Since 2000, John Armstrong, who lives in Toronto, and Paul Collins, who lives in Paris, have maintained a collaborative, intermedia art practice.
Their photographs, videos and painted images record places, events and objects they come across in the course of their daily lives in Toronto and Paris. These elements are variously juxtaposed to suggest narratives that play with the porous nature of individual and collective memory.
cache-misère is the title of a series of colour photographs on which the artists have painted images, text and swatches of colour. The photographs are compositionally completed by the addition of painted elements that, to varying degrees, obscure the initial picture. The painted images represent primarily domestic bric-a-brac and typographical elements that form short poetic statements.
Once painted, the photographs no longer represent seamless windows onto reality, but assume a new logic where any editorial content is complemented by the associative synergy found in abstract painting.
–Installation view of cache-misère in the exhibition The Mechanical Bride curated by Bonnie Rubenstein for the Scotiabank Contact Photography Festival 2010 at the Museum of Canadian Contemporary Art, Toronto.
explores the dominance of media screens in contemporary life, and her images also refer to the narcissistic self-awareness expressed on social networks and the current approach to quick, light mobile photography that affects our visual culture.
In seafaring days, islands which had been reported but were thought unlikely to be real were labelled with the term "existence doubtful" — as this series shows, such myth and mystery persist in today's Antarctic.
In these empty, yet eerily haunting photographs, we are confronted by the locations in which young men were executed by their own compatriots for offenses such as desertion or cowardice.

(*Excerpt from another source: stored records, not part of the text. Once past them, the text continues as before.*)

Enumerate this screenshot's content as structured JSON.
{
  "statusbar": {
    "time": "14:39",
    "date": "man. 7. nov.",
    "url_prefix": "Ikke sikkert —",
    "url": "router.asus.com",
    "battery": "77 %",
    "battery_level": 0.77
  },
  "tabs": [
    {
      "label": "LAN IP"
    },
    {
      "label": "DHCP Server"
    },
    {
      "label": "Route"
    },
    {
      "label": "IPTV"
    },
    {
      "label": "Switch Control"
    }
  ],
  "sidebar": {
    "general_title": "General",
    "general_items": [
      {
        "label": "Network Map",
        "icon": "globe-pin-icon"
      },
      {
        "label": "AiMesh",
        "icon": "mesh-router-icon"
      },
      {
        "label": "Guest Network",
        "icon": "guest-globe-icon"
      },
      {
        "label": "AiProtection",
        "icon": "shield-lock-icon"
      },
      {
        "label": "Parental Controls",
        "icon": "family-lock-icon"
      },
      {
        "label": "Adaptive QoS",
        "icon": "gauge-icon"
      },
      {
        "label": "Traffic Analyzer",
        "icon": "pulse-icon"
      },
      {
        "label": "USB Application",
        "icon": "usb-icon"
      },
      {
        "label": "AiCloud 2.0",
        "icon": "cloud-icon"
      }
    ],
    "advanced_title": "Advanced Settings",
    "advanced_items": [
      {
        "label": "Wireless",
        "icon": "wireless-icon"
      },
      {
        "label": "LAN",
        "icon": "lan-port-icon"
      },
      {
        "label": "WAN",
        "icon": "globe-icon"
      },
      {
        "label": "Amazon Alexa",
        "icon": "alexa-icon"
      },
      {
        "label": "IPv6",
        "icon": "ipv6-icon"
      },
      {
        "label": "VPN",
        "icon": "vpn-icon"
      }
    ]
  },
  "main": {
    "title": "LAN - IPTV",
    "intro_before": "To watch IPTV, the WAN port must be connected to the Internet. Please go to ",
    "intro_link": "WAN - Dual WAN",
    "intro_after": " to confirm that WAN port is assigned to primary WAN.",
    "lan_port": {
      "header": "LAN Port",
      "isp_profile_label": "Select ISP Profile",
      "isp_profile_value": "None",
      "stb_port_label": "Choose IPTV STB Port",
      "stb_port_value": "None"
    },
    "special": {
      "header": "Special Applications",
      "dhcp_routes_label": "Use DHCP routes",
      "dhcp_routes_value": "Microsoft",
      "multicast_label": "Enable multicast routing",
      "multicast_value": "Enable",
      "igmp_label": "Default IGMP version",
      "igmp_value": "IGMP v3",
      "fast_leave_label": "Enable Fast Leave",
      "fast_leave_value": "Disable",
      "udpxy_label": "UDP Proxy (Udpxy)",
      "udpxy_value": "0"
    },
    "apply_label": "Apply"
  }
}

These richly imaginative yet deeply melancholy portraits bring together old photographs and dead flowers to convey feelings of sadness, sentimentality—and eternity.